- [What the task requires]: Could you return each entry below exactly as written, minus any pictures?
>>>>>
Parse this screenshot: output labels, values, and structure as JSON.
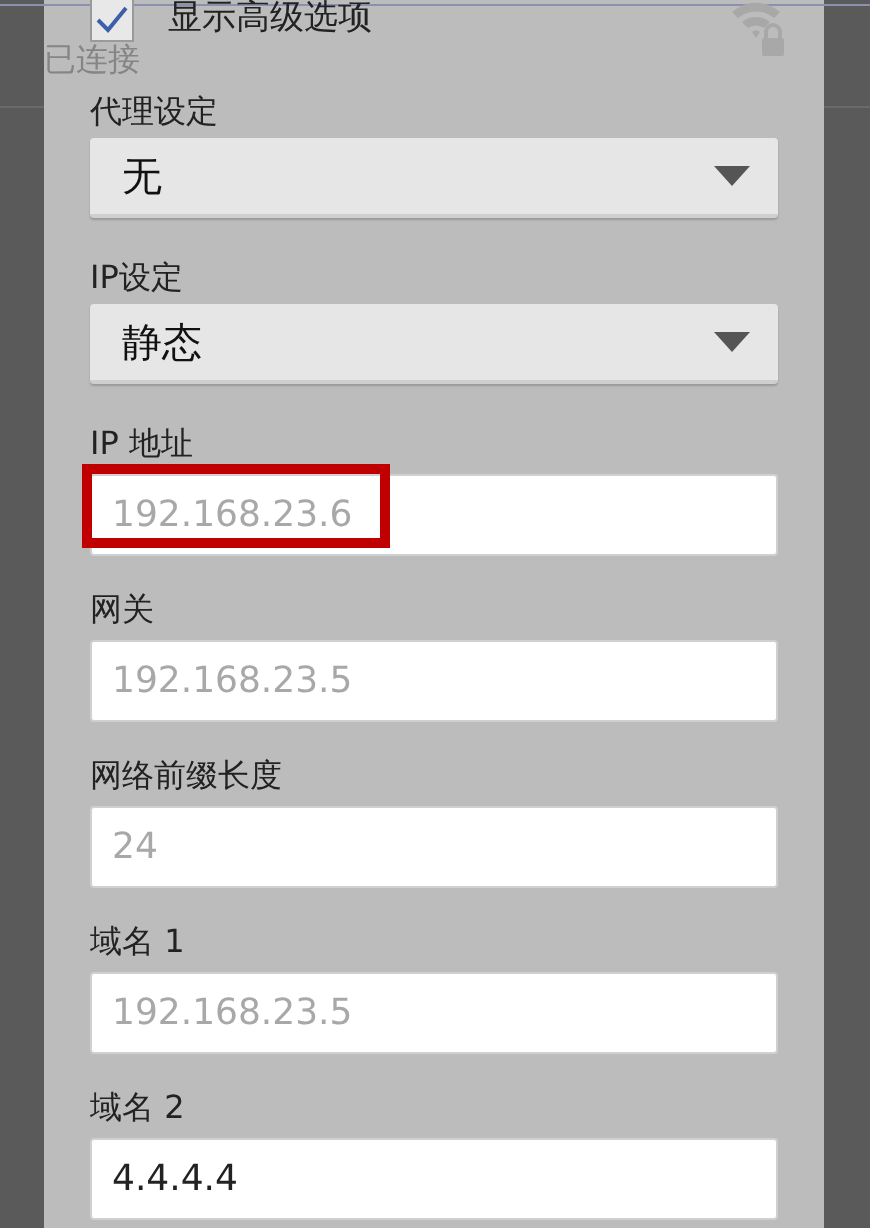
{
  "background": {
    "status": "已连接"
  },
  "advanced_options": {
    "label": "显示高级选项",
    "checked": true
  },
  "fields": [
    {
      "kind": "dropdown",
      "label": "代理设定",
      "value": "无"
    },
    {
      "kind": "dropdown",
      "label": "IP设定",
      "value": "静态"
    },
    {
      "kind": "input",
      "label": "IP 地址",
      "placeholder": "192.168.23.6",
      "highlighted": true
    },
    {
      "kind": "input",
      "label": "网关",
      "placeholder": "192.168.23.5",
      "highlighted": false
    },
    {
      "kind": "input",
      "label": "网络前缀长度",
      "placeholder": "24",
      "highlighted": false
    },
    {
      "kind": "input",
      "label": "域名 1",
      "placeholder": "192.168.23.5",
      "highlighted": false
    },
    {
      "kind": "input",
      "label": "域名 2",
      "value": "4.4.4.4",
      "highlighted": false
    }
  ]
}
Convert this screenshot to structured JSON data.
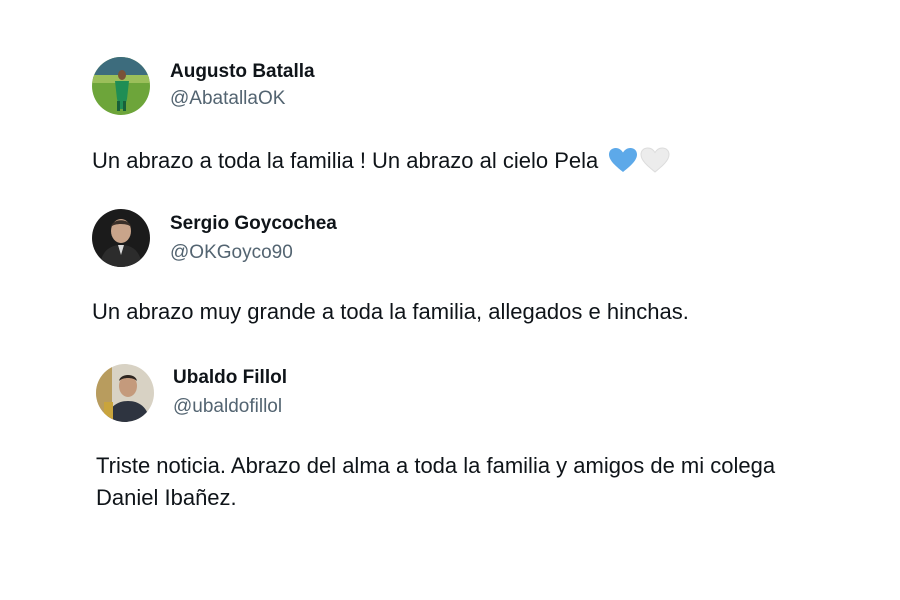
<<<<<
- [Response to the exercise]:
Parse this screenshot: output labels, values, and structure as JSON.
{
  "background": {
    "status": "已连接"
  },
  "advanced_options": {
    "label": "显示高级选项",
    "checked": true
  },
  "fields": [
    {
      "kind": "dropdown",
      "label": "代理设定",
      "value": "无"
    },
    {
      "kind": "dropdown",
      "label": "IP设定",
      "value": "静态"
    },
    {
      "kind": "input",
      "label": "IP 地址",
      "placeholder": "192.168.23.6",
      "highlighted": true
    },
    {
      "kind": "input",
      "label": "网关",
      "placeholder": "192.168.23.5",
      "highlighted": false
    },
    {
      "kind": "input",
      "label": "网络前缀长度",
      "placeholder": "24",
      "highlighted": false
    },
    {
      "kind": "input",
      "label": "域名 1",
      "placeholder": "192.168.23.5",
      "highlighted": false
    },
    {
      "kind": "input",
      "label": "域名 2",
      "value": "4.4.4.4",
      "highlighted": false
    }
  ]
}
Convert this screenshot to structured JSON data.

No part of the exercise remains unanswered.